No parent allowed.
Having been raised Catholic and afterwards, becoming an Orthodox Christian, I have found that the sacrament of confession, as it is practiced in certain liturgical Christian Churches is highly inappropriate.
Having to confess ones sins to the priest is one of the main ways the Church maintains control over the people. I also feel it is abusive when little 7 year old girls have to confess their sins to a male priest. It is also abusive when any female of any age has to confess her intimate sins to a male priest who were often strangers to them.
The Church thinks it has the right to do this based upon one single verse in the bible, whosesoever sins ye remit, they are remitted unto them; and whose soever sins ye retain, they are retained. John 20:23, KJV.
Pre-Vatican II, we would enter the confessional and the priest would be behind a screen. So, that was bad enough that you had to go into a dark box as a little girl and tell all of your innocent secrets to a strange man. (My father was in the military, so we never really got to know the priests, personally.) Nowadays, a seven or eight year old little boy or girl has to go into a room by themselves and face the strange man…by themselves. Nowadays, who in their right mind should be allowing their children to do this?
A modern day ‘reconciliation’ room where you can either face the priest or go behind the screen. Can you imagine a young child in there? There are no parents present. The child is alone with the priest. Read what this parent who was a victim of abuse was told by the priest about this matter. (Read to the end.) These priests have no rights over your children. This is not what Jesus had in mind. A lot of sexual abuse has occurred in the confessional.
In the Orthodox Church, the practice is even more bizarre. The priest stands at the front of the Church (where everyone can see you) and covers you with his stole, like a tent while you confess your sins.
I think the Protestants have the right idea about what Jesus meant in John 20: 23. Other than that, there are liturgical churches where the priest offers a general forgiveness during the liturgy. This would be the most correct manner, in my point of view, of offering the sacrament.
Penance is another form of abuse although in these latter times, rather than the severe penances of centuries gone by, modern penance usually takes on the form of extra prayers in the Catholic Church or an overload of extra prayers and a banning from communion in the Orthodox Church. I remember one time my 10 year old son was banned from communion for six weeks in a Russian Church (not RCOR) because he had listened to a rock and roll tape.
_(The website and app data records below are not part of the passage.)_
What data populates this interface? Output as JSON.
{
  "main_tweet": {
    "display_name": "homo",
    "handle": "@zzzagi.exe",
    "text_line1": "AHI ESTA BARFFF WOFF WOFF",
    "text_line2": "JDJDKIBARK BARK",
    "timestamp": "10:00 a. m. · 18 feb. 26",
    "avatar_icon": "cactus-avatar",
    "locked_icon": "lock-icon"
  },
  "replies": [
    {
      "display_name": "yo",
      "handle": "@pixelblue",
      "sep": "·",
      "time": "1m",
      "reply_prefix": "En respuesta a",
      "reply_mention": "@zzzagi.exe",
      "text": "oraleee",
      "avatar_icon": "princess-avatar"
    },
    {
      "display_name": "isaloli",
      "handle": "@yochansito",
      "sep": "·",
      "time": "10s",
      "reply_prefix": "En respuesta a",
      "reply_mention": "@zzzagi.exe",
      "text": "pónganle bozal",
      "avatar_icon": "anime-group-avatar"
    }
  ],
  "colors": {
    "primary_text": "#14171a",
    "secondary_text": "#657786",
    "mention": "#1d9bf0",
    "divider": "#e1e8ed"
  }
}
There was another woman in this Church who had been banned for three years from communion. I could not imagine what that poor, obviously faithful and pious woman could have done to deserve such treatment. This was not the Mercy of God that Jesus had promised. This was extreme control and abuse.
A story was told of a canonized saint had appealed to the priest in the confessional that her husband was physically abusing her only to have the priest tell her that she must stay with her husband and that through her suffering and piety, her husband would be converted. This is the reason this woman was canonized, because she stay with an abusive husband. (Canonized married women, in the RCC, are extremely rare.)
The confessional, whether Traditional, where the person at least has some privacy from the priest, or what is even worse, the modern where the penitent has to face the priest, is a place of fear, anxiety for the penitent and extreme over-reach on the part of clergy. They have no right to know the intimate details of a person’s life, especially not those of a member of the opposite sex. Nor do they have the right to listen to the ‘sins’ of little children.
This dangerous and abusive practice must stop,